» EXERCISE PROMPT
Each line below with the string "https" should be copied.

==== DATA FOR ANALYSIS ====

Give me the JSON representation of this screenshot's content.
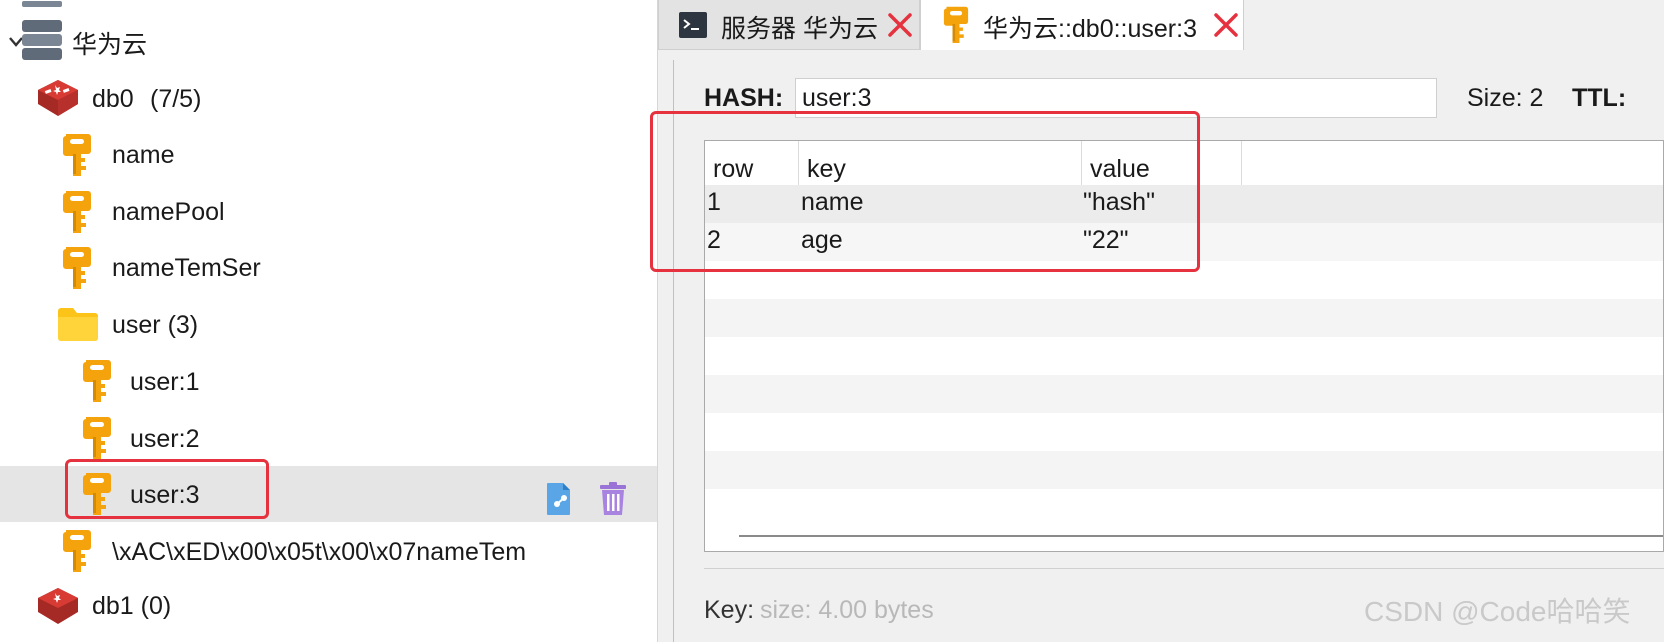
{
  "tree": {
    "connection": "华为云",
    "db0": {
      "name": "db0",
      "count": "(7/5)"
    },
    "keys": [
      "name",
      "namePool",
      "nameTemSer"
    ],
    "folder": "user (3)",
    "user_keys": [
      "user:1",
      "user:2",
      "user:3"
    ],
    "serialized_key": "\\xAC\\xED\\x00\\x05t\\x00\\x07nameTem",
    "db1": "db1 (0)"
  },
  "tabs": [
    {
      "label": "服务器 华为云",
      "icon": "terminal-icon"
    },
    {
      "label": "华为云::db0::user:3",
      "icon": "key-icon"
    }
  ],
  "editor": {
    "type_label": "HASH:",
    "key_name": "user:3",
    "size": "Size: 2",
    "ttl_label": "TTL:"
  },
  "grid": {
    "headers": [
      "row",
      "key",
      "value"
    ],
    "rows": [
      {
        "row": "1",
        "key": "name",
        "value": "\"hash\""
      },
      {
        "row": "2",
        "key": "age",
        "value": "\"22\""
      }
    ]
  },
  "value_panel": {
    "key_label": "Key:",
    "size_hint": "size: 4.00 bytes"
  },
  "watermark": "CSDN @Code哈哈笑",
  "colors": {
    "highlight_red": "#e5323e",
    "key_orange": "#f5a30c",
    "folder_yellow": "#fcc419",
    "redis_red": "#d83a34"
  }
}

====
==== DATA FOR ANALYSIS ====

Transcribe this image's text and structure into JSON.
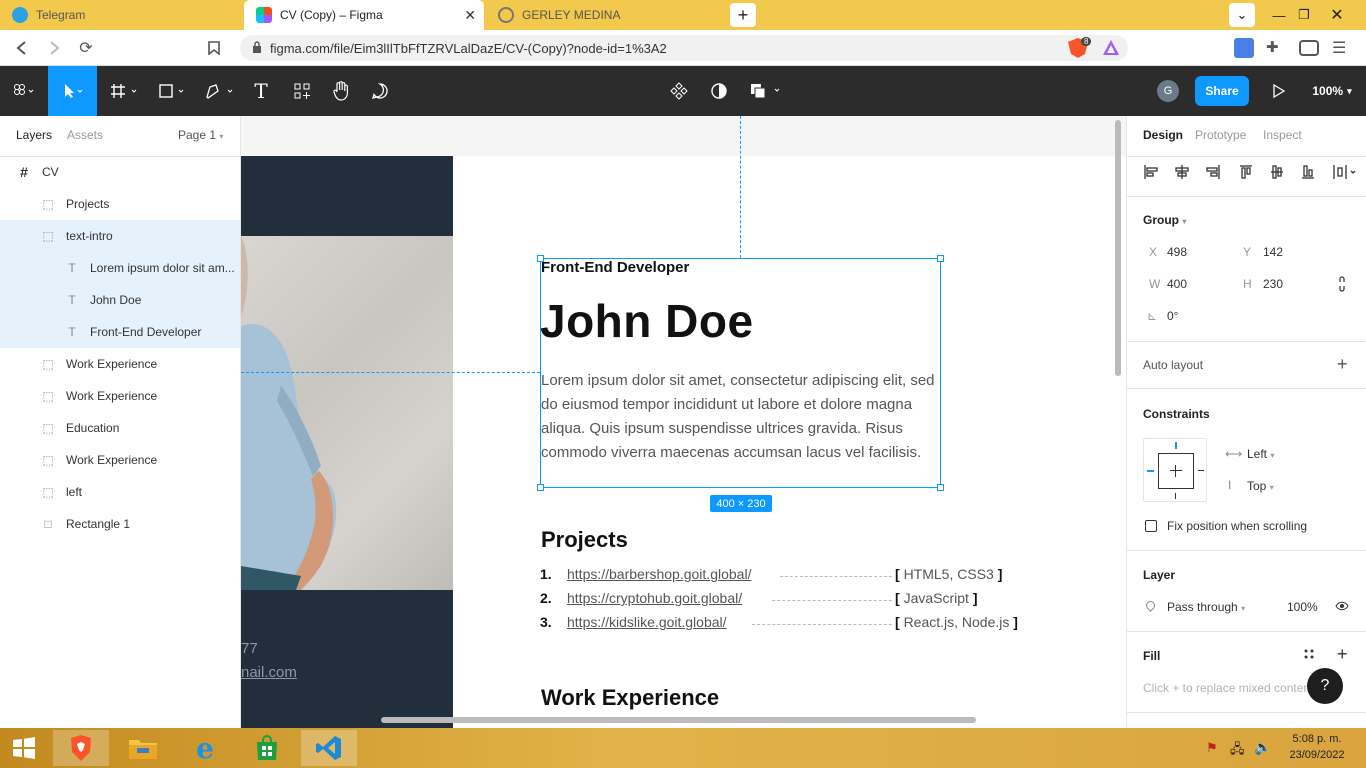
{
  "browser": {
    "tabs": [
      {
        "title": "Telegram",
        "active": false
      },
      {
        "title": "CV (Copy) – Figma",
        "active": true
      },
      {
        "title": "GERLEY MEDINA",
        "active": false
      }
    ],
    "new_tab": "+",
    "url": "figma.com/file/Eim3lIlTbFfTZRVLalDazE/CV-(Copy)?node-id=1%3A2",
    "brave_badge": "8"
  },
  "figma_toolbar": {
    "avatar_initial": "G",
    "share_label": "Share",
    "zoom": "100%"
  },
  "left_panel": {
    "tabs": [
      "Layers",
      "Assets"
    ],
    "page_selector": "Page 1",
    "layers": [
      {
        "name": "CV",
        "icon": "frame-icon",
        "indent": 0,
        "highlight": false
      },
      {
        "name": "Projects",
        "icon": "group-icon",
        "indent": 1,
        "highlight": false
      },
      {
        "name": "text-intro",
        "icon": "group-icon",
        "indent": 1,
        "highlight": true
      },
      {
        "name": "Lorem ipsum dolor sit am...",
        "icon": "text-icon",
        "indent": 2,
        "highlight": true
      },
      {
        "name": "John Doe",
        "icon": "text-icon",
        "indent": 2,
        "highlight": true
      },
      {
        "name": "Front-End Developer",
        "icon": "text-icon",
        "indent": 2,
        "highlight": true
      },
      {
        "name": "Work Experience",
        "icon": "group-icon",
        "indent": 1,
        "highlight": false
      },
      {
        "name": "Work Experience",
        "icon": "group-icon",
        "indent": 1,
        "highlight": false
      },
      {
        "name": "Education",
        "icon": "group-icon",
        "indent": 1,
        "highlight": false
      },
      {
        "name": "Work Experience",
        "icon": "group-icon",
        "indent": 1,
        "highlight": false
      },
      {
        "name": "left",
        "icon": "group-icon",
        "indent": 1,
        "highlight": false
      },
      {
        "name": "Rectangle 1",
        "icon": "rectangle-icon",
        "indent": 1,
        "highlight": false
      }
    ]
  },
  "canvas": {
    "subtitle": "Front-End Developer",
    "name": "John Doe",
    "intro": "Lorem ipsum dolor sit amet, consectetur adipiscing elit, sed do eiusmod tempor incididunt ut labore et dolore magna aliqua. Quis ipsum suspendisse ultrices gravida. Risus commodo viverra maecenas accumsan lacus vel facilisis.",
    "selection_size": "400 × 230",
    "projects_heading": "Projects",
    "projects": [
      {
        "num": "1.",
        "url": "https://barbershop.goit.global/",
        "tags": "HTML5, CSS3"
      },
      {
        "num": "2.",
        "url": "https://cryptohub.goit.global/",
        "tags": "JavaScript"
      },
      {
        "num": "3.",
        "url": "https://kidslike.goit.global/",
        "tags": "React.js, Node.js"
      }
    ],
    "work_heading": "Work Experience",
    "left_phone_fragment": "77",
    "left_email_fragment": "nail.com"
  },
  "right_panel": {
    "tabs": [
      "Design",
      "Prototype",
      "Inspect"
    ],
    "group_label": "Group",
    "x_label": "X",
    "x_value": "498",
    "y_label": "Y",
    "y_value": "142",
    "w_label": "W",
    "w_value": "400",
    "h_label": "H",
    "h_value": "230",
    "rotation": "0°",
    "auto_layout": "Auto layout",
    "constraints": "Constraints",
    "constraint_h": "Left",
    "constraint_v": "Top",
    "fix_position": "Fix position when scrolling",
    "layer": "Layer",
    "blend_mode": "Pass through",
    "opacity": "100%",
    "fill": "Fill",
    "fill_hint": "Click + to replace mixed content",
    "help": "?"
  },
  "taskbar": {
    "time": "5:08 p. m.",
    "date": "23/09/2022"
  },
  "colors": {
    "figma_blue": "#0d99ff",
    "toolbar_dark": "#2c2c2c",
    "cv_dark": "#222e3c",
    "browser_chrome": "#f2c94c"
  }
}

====

» RESPONSE BELOW
        "url": "https://barbershop.goit.global/",
        "url": "https://cryptohub.goit.global/",
        "url": "https://kidslike.goit.global/",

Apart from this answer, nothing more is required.